_Work order_
Across the data below, how many lines have the word "JSON" in them? Give the number and nothing else.

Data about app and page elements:
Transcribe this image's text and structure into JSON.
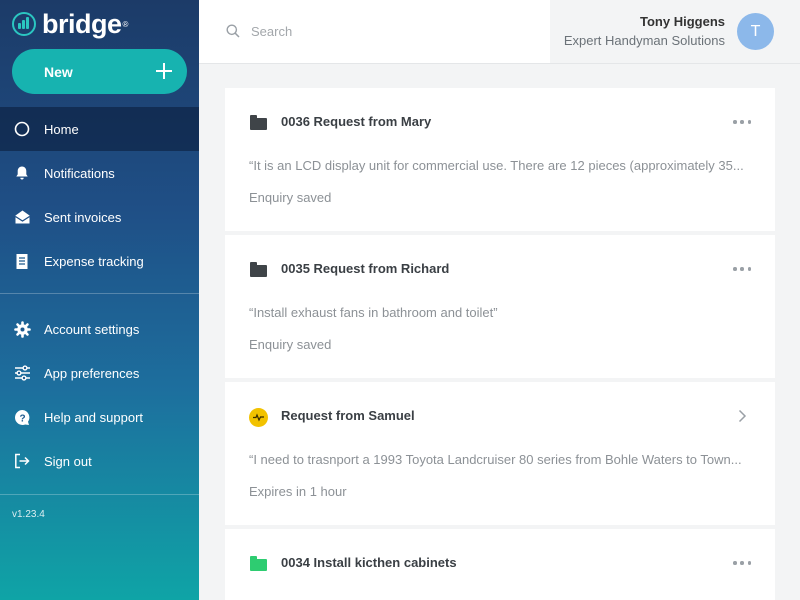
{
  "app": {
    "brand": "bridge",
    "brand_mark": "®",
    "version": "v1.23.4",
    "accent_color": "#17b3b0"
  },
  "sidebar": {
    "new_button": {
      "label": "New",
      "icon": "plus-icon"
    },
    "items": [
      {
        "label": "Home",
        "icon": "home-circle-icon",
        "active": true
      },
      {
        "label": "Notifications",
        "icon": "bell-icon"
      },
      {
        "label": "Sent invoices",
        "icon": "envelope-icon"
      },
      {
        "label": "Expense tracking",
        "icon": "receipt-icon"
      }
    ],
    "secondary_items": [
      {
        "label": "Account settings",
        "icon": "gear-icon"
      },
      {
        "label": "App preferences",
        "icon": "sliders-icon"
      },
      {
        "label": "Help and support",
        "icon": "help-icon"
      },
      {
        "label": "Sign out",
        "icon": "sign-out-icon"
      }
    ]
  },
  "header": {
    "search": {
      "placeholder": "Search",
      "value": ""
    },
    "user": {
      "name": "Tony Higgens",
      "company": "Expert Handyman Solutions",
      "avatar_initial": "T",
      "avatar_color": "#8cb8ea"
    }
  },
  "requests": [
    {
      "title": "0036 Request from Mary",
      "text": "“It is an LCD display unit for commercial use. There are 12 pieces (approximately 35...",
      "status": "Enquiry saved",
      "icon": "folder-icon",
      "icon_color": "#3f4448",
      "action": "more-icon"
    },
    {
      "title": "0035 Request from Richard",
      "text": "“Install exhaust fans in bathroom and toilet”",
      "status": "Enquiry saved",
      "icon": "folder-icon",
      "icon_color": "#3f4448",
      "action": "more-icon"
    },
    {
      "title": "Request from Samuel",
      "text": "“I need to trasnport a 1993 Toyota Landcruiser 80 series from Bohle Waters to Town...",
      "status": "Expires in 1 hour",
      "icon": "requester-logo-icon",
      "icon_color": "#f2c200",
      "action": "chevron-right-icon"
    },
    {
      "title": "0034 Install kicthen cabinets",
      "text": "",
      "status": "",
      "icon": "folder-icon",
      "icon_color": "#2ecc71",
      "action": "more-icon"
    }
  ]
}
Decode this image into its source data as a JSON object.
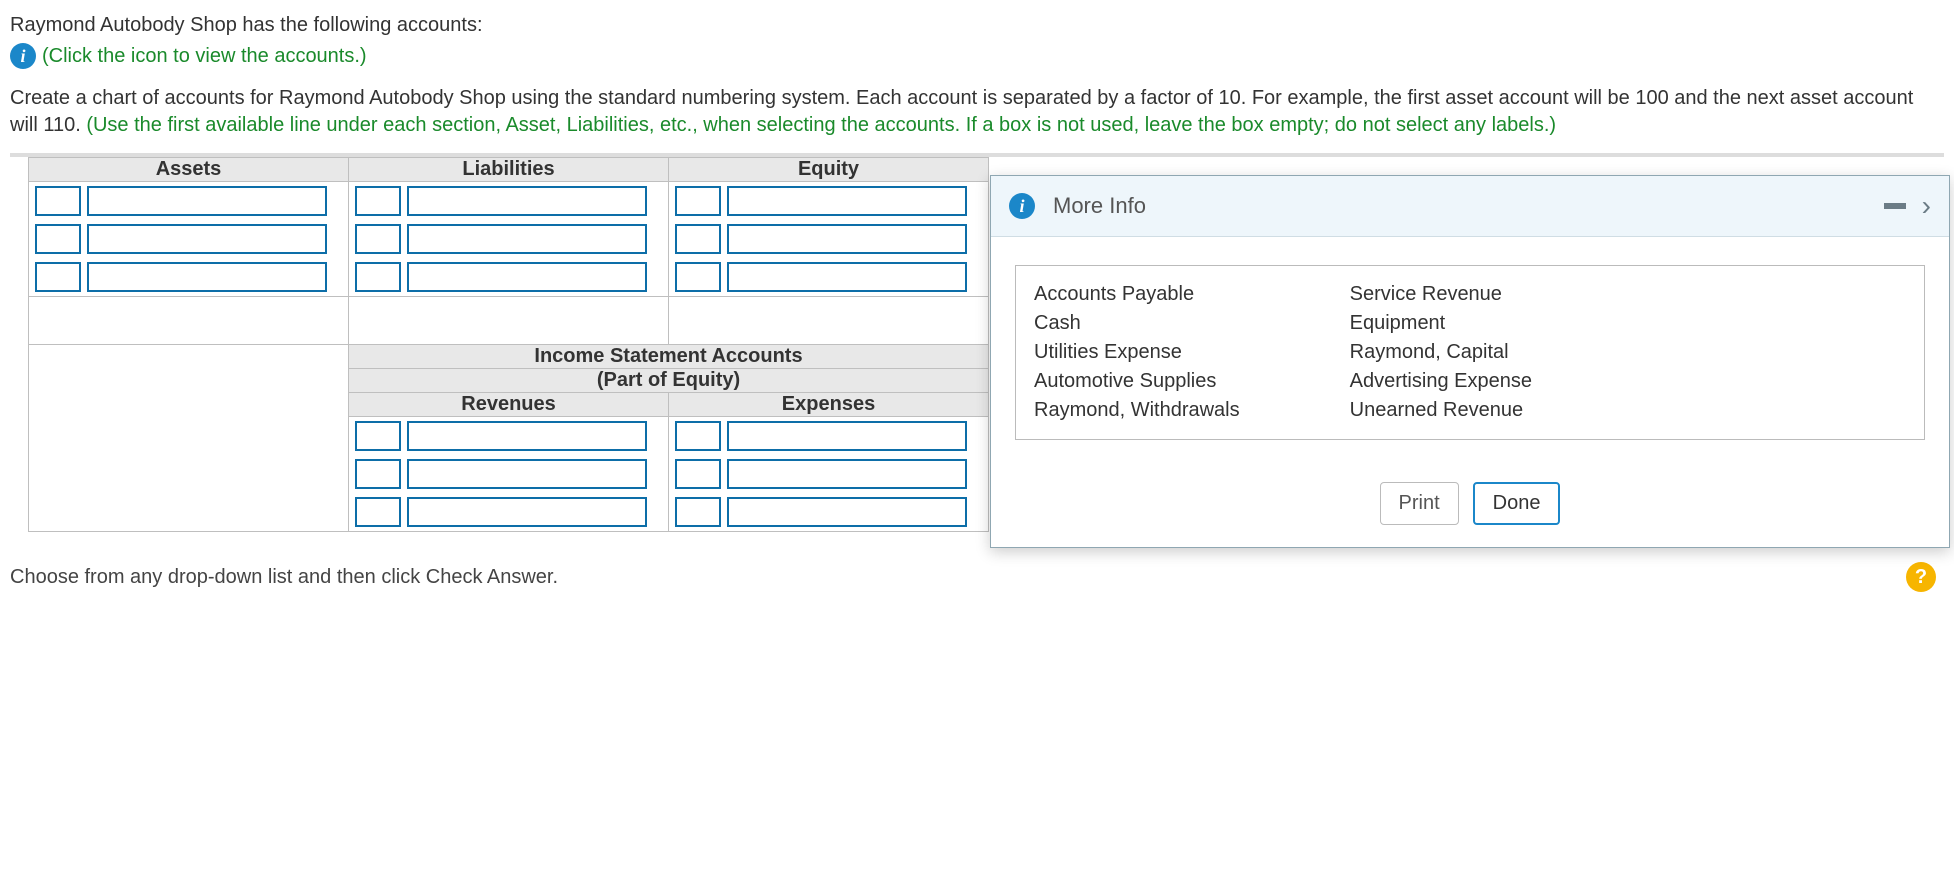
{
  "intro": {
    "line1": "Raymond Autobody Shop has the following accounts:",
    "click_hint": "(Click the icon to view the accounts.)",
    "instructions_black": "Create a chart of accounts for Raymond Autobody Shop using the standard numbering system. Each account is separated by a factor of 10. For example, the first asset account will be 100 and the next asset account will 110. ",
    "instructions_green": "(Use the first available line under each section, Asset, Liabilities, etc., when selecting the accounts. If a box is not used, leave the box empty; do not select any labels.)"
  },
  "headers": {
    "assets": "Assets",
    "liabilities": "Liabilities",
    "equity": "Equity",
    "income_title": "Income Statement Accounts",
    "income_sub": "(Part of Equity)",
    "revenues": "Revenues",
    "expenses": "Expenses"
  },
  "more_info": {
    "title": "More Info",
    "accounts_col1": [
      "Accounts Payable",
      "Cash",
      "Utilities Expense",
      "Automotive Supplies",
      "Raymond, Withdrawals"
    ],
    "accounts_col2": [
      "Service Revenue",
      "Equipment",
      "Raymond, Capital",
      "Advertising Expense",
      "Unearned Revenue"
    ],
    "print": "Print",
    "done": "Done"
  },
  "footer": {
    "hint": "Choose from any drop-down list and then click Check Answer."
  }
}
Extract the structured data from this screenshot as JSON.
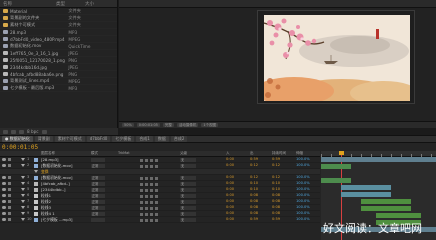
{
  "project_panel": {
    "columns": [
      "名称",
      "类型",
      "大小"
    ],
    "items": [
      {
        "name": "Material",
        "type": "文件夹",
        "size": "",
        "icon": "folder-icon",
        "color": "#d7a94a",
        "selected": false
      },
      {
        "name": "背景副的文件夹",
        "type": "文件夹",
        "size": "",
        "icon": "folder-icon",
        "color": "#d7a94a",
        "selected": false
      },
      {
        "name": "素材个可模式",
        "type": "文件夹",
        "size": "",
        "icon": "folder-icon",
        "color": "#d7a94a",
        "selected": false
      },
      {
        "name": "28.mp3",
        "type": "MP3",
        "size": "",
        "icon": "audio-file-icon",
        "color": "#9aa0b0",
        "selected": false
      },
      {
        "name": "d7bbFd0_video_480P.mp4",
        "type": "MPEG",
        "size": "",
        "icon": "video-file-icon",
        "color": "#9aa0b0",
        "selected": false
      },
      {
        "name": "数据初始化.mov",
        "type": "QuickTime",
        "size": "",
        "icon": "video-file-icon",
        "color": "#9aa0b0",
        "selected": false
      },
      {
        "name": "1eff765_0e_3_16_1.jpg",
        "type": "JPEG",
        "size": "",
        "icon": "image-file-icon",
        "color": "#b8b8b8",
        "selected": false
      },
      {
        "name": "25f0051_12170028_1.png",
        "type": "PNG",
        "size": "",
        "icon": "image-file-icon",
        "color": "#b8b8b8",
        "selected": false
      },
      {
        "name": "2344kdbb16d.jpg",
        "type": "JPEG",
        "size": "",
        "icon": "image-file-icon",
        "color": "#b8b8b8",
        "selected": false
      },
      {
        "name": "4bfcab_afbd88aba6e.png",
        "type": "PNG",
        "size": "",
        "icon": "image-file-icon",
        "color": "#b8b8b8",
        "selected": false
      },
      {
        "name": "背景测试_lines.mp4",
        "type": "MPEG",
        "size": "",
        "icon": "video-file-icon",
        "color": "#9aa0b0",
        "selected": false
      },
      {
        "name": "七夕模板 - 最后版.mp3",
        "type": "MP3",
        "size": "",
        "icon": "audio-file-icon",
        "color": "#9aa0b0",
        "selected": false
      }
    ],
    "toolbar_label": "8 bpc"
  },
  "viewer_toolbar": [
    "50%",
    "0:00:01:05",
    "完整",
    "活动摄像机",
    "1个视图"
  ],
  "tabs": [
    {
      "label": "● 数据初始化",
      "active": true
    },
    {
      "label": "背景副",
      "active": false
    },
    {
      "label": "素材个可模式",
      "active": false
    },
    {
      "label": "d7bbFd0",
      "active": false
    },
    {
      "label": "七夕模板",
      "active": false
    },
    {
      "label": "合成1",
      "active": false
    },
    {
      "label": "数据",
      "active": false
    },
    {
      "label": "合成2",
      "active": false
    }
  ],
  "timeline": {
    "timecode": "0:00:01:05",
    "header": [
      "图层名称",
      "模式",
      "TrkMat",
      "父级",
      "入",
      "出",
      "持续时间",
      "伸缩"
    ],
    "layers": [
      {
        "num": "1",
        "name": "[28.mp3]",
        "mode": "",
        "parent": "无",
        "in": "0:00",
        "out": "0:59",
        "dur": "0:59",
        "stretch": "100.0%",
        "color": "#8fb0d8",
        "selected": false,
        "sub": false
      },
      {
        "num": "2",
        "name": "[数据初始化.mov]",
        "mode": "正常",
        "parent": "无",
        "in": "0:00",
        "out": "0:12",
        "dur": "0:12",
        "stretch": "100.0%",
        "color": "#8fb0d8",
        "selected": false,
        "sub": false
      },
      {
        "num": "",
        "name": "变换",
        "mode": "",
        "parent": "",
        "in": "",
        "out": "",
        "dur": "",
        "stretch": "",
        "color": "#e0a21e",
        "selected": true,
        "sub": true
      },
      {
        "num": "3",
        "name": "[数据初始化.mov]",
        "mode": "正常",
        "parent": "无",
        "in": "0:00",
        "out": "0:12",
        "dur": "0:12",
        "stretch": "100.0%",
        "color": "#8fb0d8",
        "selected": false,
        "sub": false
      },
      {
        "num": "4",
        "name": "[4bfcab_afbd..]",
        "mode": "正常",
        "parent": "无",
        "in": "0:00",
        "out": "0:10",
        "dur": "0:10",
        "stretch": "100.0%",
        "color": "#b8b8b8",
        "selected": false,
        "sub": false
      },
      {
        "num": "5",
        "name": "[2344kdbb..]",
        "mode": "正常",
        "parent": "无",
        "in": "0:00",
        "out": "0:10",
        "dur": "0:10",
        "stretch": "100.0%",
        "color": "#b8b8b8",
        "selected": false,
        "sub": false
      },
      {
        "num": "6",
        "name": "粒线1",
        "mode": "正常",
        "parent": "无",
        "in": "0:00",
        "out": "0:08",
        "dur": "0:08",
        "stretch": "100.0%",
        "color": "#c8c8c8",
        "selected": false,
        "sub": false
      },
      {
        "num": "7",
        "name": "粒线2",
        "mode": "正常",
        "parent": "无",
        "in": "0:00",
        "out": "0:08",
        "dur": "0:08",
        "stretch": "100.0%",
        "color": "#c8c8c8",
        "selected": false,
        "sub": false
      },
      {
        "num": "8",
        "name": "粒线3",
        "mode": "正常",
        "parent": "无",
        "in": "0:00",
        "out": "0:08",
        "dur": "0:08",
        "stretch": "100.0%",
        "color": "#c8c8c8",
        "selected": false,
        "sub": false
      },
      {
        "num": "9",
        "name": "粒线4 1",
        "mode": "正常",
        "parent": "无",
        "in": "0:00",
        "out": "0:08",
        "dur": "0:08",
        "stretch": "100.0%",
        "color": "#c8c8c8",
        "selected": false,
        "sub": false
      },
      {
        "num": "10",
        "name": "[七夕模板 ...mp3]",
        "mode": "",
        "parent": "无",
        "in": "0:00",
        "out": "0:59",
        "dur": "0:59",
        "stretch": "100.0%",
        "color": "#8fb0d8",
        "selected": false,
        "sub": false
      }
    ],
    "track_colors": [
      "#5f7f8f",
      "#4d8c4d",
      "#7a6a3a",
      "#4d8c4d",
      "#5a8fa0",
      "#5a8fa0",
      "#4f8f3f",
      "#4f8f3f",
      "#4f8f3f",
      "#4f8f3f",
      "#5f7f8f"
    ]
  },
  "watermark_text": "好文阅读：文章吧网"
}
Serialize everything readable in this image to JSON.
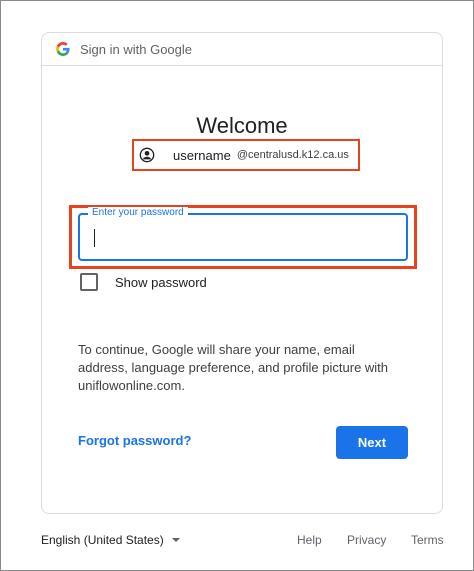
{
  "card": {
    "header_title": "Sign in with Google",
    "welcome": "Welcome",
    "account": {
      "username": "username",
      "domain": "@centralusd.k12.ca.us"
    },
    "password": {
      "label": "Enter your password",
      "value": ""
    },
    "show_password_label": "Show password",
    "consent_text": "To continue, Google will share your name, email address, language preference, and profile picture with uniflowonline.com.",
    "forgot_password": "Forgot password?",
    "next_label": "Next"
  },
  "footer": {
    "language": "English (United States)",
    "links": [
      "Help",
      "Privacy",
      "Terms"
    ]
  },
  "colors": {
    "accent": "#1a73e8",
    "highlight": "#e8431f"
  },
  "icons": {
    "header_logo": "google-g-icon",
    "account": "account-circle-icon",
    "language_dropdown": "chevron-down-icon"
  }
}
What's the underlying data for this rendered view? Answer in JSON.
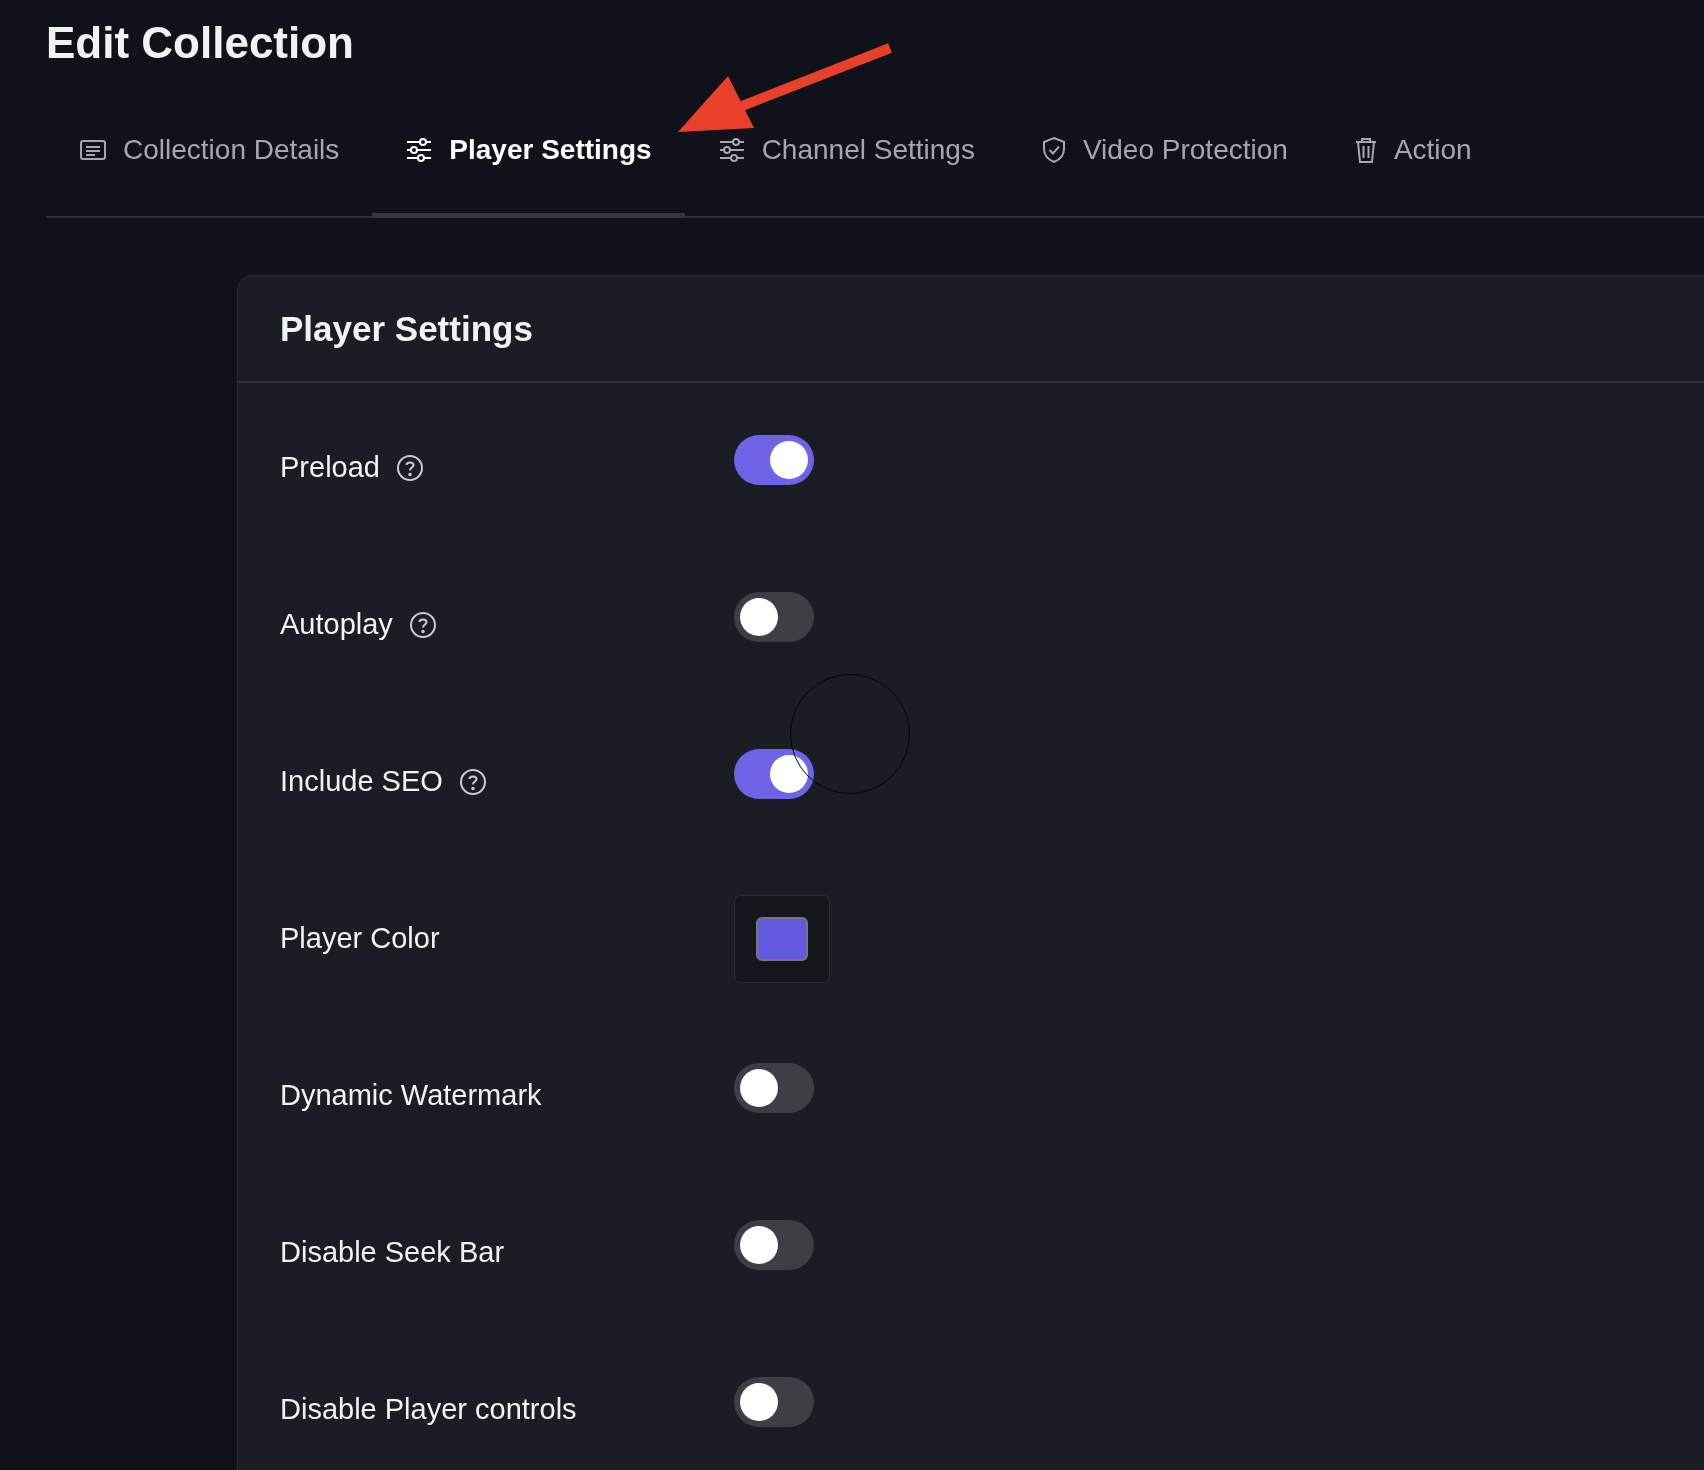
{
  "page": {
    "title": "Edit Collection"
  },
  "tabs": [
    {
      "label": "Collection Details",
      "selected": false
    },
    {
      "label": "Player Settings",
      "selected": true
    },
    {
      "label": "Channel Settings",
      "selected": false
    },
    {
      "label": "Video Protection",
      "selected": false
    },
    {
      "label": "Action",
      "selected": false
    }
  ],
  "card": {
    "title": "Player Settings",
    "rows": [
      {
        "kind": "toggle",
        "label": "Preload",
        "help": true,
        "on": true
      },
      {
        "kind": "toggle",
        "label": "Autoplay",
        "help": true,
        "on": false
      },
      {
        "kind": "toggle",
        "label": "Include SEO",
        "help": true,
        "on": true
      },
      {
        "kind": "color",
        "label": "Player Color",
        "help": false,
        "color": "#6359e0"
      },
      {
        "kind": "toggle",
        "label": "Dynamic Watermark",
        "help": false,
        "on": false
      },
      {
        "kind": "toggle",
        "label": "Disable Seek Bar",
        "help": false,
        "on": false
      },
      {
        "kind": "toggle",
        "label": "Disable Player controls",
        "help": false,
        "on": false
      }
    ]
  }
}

_Solved exercise_
5